Lotteries are hard

The man in the article didn’t strike me as particularly brilliant but rather helped underscore the difficulty of the problem at hand: creating a game with sufficiently close to zero but negative expectancy that still incorporates elements which trick the player into thinking the game is predictable. People are drawn to casino games like slots because it unfolds over time, they can see the potential of winning more often than it is possible (slots will have near-wins a far greater percentage of time than randomness would suggest — this drives the addiction and profitability of the game).

Either that, or the games makers are lazy and stupid.

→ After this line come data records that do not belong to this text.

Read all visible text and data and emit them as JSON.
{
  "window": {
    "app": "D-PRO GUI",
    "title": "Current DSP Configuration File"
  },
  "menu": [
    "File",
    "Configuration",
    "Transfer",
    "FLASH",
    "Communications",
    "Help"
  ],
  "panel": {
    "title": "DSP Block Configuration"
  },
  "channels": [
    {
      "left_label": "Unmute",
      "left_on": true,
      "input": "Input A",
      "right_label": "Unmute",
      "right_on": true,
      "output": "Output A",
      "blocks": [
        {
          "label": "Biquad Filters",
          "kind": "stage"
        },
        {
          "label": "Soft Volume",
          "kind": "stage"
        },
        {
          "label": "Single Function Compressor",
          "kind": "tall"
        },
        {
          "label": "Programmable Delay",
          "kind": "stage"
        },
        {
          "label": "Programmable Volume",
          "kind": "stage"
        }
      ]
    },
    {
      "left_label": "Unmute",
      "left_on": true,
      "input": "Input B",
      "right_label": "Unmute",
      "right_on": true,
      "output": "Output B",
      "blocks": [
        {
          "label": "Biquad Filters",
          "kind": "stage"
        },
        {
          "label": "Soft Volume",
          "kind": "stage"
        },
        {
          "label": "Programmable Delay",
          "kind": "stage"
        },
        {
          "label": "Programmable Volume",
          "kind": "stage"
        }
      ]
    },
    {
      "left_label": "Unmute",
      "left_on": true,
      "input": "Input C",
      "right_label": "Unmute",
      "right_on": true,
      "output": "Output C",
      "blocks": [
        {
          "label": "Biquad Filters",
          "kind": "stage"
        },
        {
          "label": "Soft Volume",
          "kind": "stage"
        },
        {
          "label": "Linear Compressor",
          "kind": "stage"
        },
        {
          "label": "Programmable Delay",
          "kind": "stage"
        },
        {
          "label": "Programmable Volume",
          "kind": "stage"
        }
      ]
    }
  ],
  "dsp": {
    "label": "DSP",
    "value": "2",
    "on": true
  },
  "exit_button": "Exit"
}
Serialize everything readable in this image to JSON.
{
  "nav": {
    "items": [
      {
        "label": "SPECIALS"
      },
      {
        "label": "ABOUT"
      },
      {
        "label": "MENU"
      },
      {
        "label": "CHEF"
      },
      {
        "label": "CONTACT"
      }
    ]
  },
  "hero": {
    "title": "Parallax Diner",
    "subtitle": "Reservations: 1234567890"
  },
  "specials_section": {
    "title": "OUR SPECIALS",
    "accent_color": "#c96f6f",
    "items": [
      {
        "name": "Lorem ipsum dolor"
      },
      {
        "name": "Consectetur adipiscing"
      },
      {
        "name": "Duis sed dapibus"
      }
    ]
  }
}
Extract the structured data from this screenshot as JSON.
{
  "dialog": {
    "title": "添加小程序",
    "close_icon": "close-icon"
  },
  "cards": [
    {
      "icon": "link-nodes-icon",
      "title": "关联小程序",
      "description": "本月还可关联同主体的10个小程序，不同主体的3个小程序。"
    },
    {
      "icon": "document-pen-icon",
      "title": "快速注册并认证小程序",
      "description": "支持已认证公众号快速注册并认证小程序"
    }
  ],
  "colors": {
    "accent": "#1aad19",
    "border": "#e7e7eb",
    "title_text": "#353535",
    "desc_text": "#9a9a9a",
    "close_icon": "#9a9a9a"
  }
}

Why not use the techniques they have applied on the visible parts of the game and randomly distribute them over a set of already created results-cards rather than having the visible aspect some function of the results?

A good lottery could use stock market data (such as a historical chart, predict the next move!). This would be full-proof as long as the makers were able to collect a large enough set of independent and high resolution samples — maybe even splice samples from different stocks and time periods in a random fashion.

2 thoughts on “Lotteries are hard

  1. Speaking as a resident of Las Vegas, it’s been my experience that slots do not have a sufficient number of small wins to keep me playing. The number of middle-aged women with their layers’ card tethered to the machine with an umbilical cord has to have some connection to their reason for playing.
    So, I stick to putting $3 in Megabucks. It’s sure to cure any gambling addiction as you will likely never win the $10 million+ progressive and the negative reinforcement is bound to stop you at some point.

Leave a Reply

This site uses Akismet to reduce spam. Learn how your comment data is processed.